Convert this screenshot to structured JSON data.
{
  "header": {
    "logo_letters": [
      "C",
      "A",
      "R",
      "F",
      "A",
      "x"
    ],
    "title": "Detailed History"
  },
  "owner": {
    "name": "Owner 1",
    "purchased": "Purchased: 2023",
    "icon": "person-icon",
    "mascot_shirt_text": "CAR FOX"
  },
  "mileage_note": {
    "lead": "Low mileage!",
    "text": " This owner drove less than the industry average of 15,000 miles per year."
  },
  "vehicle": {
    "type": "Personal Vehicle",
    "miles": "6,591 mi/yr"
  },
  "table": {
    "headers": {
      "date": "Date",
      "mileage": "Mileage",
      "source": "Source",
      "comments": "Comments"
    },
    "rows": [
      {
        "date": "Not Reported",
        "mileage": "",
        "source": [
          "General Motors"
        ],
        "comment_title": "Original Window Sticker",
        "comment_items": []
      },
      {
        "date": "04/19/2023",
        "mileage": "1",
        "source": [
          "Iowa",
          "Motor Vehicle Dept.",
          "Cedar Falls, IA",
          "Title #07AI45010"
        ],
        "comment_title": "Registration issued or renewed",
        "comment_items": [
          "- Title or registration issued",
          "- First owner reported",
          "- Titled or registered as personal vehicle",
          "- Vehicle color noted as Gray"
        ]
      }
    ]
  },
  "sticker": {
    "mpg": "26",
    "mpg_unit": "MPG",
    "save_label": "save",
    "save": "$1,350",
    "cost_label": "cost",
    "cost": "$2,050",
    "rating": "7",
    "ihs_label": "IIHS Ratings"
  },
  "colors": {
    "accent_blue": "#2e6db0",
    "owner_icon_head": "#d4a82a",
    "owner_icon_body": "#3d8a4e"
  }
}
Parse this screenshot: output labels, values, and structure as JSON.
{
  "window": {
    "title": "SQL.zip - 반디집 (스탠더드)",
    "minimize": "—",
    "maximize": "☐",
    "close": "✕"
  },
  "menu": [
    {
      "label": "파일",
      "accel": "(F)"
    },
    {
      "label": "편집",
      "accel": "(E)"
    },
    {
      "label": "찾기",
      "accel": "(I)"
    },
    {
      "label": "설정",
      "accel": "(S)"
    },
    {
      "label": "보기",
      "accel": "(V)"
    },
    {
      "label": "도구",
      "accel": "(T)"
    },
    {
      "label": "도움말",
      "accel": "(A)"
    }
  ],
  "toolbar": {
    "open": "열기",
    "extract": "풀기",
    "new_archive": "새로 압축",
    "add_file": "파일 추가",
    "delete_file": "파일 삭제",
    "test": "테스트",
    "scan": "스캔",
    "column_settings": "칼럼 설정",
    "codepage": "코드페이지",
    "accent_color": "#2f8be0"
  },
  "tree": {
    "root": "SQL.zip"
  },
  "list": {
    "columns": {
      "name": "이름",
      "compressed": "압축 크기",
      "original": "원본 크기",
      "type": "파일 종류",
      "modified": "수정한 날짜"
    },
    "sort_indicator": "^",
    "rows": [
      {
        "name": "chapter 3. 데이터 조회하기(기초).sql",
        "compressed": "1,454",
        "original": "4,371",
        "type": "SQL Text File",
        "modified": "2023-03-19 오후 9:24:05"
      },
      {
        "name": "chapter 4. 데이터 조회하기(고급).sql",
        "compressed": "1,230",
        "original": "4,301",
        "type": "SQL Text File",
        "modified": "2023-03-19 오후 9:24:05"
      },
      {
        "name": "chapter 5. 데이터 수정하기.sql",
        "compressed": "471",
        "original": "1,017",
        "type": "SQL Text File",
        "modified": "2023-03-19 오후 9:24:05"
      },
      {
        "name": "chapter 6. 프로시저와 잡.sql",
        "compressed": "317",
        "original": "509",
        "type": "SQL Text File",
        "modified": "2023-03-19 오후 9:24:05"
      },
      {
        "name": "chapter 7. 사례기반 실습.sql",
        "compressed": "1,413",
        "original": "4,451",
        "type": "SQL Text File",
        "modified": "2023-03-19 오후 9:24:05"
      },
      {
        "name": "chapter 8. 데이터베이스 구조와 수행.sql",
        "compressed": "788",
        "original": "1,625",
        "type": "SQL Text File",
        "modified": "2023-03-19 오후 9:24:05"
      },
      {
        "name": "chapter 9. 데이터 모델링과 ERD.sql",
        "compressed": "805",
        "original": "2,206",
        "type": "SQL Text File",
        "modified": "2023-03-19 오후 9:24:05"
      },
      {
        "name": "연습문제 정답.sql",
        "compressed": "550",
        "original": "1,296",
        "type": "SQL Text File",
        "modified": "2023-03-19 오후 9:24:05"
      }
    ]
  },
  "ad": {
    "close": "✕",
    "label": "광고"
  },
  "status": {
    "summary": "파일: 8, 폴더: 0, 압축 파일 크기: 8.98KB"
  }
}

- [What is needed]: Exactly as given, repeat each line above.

- [Reply to the exercise]:
Convert this screenshot to structured JSON data.
{
  "header": {
    "logo_letters": [
      "C",
      "A",
      "R",
      "F",
      "A",
      "x"
    ],
    "title": "Detailed History"
  },
  "owner": {
    "name": "Owner 1",
    "purchased": "Purchased: 2023",
    "icon": "person-icon",
    "mascot_shirt_text": "CAR FOX"
  },
  "mileage_note": {
    "lead": "Low mileage!",
    "text": " This owner drove less than the industry average of 15,000 miles per year."
  },
  "vehicle": {
    "type": "Personal Vehicle",
    "miles": "6,591 mi/yr"
  },
  "table": {
    "headers": {
      "date": "Date",
      "mileage": "Mileage",
      "source": "Source",
      "comments": "Comments"
    },
    "rows": [
      {
        "date": "Not Reported",
        "mileage": "",
        "source": [
          "General Motors"
        ],
        "comment_title": "Original Window Sticker",
        "comment_items": []
      },
      {
        "date": "04/19/2023",
        "mileage": "1",
        "source": [
          "Iowa",
          "Motor Vehicle Dept.",
          "Cedar Falls, IA",
          "Title #07AI45010"
        ],
        "comment_title": "Registration issued or renewed",
        "comment_items": [
          "- Title or registration issued",
          "- First owner reported",
          "- Titled or registered as personal vehicle",
          "- Vehicle color noted as Gray"
        ]
      }
    ]
  },
  "sticker": {
    "mpg": "26",
    "mpg_unit": "MPG",
    "save_label": "save",
    "save": "$1,350",
    "cost_label": "cost",
    "cost": "$2,050",
    "rating": "7",
    "ihs_label": "IIHS Ratings"
  },
  "colors": {
    "accent_blue": "#2e6db0",
    "owner_icon_head": "#d4a82a",
    "owner_icon_body": "#3d8a4e"
  }
}
Parse this screenshot: output labels, values, and structure as JSON.
{
  "window": {
    "title": "SQL.zip - 반디집 (스탠더드)",
    "minimize": "—",
    "maximize": "☐",
    "close": "✕"
  },
  "menu": [
    {
      "label": "파일",
      "accel": "(F)"
    },
    {
      "label": "편집",
      "accel": "(E)"
    },
    {
      "label": "찾기",
      "accel": "(I)"
    },
    {
      "label": "설정",
      "accel": "(S)"
    },
    {
      "label": "보기",
      "accel": "(V)"
    },
    {
      "label": "도구",
      "accel": "(T)"
    },
    {
      "label": "도움말",
      "accel": "(A)"
    }
  ],
  "toolbar": {
    "open": "열기",
    "extract": "풀기",
    "new_archive": "새로 압축",
    "add_file": "파일 추가",
    "delete_file": "파일 삭제",
    "test": "테스트",
    "scan": "스캔",
    "column_settings": "칼럼 설정",
    "codepage": "코드페이지",
    "accent_color": "#2f8be0"
  },
  "tree": {
    "root": "SQL.zip"
  },
  "list": {
    "columns": {
      "name": "이름",
      "compressed": "압축 크기",
      "original": "원본 크기",
      "type": "파일 종류",
      "modified": "수정한 날짜"
    },
    "sort_indicator": "^",
    "rows": [
      {
        "name": "chapter 3. 데이터 조회하기(기초).sql",
        "compressed": "1,454",
        "original": "4,371",
        "type": "SQL Text File",
        "modified": "2023-03-19 오후 9:24:05"
      },
      {
        "name": "chapter 4. 데이터 조회하기(고급).sql",
        "compressed": "1,230",
        "original": "4,301",
        "type": "SQL Text File",
        "modified": "2023-03-19 오후 9:24:05"
      },
      {
        "name": "chapter 5. 데이터 수정하기.sql",
        "compressed": "471",
        "original": "1,017",
        "type": "SQL Text File",
        "modified": "2023-03-19 오후 9:24:05"
      },
      {
        "name": "chapter 6. 프로시저와 잡.sql",
        "compressed": "317",
        "original": "509",
        "type": "SQL Text File",
        "modified": "2023-03-19 오후 9:24:05"
      },
      {
        "name": "chapter 7. 사례기반 실습.sql",
        "compressed": "1,413",
        "original": "4,451",
        "type": "SQL Text File",
        "modified": "2023-03-19 오후 9:24:05"
      },
      {
        "name": "chapter 8. 데이터베이스 구조와 수행.sql",
        "compressed": "788",
        "original": "1,625",
        "type": "SQL Text File",
        "modified": "2023-03-19 오후 9:24:05"
      },
      {
        "name": "chapter 9. 데이터 모델링과 ERD.sql",
        "compressed": "805",
        "original": "2,206",
        "type": "SQL Text File",
        "modified": "2023-03-19 오후 9:24:05"
      },
      {
        "name": "연습문제 정답.sql",
        "compressed": "550",
        "original": "1,296",
        "type": "SQL Text File",
        "modified": "2023-03-19 오후 9:24:05"
      }
    ]
  },
  "ad": {
    "close": "✕",
    "label": "광고"
  },
  "status": {
    "summary": "파일: 8, 폴더: 0, 압축 파일 크기: 8.98KB"
  }
}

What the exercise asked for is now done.